When it comes to the body language of inclusion, facing people directly when they’re talking is crucial. Even a quarter-turn away signals your lack of interest and can make the speaker shut down.
Mirroring is another nonverbal sign of empathy and inclusion. You may not realize it, but when you are dealing with people you genuinely like or agree with, you’ll begin to match their stance, arm positions, and facial expressions. It’s a way of signaling that you are connected and engaged.
You can also use your head. The next time you are in a conversation where you’re trying to encourage someone to continue speaking, try nodding your head using clusters of three nods. Research shows that people will talk three to four times more than usual when the listener nods in this manner.
Head tilting is another signal that you are interested and involved. So head tilts can be very positive cues when you want to send messages of empathy and understanding. But a tilted head may also be subconsciously processed as a submission signal—dogs will tilt their heads to show their necks in deference to a more dominant animal. So don’t overuse this signal.
Of course, paying attention when someone else is speaking is one of the warmest signals you can send. So at your next meeting, avoid the temptation to check your text messages, your watch, or how the other participants are reacting. Instead, focus on whoever is speaking to make sure that he or she feels valued, respected, and included.
About Carol Kinsey Goman

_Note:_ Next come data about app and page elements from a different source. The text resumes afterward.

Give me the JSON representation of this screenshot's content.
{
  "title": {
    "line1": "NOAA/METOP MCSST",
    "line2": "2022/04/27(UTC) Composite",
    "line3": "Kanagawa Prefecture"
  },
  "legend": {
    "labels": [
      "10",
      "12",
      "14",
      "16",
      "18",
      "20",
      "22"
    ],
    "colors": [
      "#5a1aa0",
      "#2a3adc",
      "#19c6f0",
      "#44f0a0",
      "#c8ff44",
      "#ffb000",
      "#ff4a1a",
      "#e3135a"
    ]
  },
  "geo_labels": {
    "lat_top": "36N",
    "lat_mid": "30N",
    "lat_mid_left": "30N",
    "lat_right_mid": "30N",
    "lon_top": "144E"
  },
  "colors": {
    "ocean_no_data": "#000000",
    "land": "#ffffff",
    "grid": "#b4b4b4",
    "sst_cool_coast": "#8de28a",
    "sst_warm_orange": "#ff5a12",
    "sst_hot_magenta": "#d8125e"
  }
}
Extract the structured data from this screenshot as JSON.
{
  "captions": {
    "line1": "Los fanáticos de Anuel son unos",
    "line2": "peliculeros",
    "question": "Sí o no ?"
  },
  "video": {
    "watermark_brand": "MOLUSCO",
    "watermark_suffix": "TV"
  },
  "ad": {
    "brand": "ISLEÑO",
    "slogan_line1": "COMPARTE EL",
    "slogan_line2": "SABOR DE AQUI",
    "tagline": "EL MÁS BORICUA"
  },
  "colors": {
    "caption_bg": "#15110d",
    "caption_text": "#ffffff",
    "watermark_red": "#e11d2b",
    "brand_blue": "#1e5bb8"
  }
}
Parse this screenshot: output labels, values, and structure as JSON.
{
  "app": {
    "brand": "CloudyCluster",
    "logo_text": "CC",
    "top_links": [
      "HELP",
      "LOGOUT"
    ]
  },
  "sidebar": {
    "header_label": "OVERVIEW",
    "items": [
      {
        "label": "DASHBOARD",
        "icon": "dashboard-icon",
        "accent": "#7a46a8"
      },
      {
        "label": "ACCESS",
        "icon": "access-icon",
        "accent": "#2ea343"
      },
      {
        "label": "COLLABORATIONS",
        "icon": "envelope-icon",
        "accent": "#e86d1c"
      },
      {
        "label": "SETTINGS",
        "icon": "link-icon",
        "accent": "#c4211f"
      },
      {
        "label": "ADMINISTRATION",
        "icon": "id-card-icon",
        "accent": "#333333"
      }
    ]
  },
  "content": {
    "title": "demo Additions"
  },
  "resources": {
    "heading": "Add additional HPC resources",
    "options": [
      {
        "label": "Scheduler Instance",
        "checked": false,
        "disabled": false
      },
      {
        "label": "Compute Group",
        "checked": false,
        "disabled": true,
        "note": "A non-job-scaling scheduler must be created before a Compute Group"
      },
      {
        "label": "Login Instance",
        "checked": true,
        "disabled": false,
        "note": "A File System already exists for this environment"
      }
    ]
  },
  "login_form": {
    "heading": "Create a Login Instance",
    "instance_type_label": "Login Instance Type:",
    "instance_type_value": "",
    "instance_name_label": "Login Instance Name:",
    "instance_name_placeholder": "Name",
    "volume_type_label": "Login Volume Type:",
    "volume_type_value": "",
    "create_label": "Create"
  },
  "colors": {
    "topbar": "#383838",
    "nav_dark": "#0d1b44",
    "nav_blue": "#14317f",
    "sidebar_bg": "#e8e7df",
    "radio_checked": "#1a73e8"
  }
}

Carol Kinsey Goman, PhD, is an international keynote speaker who specializes in the link between body language and leadership effectiveness. Contact her at CarolKinseyGoman.com.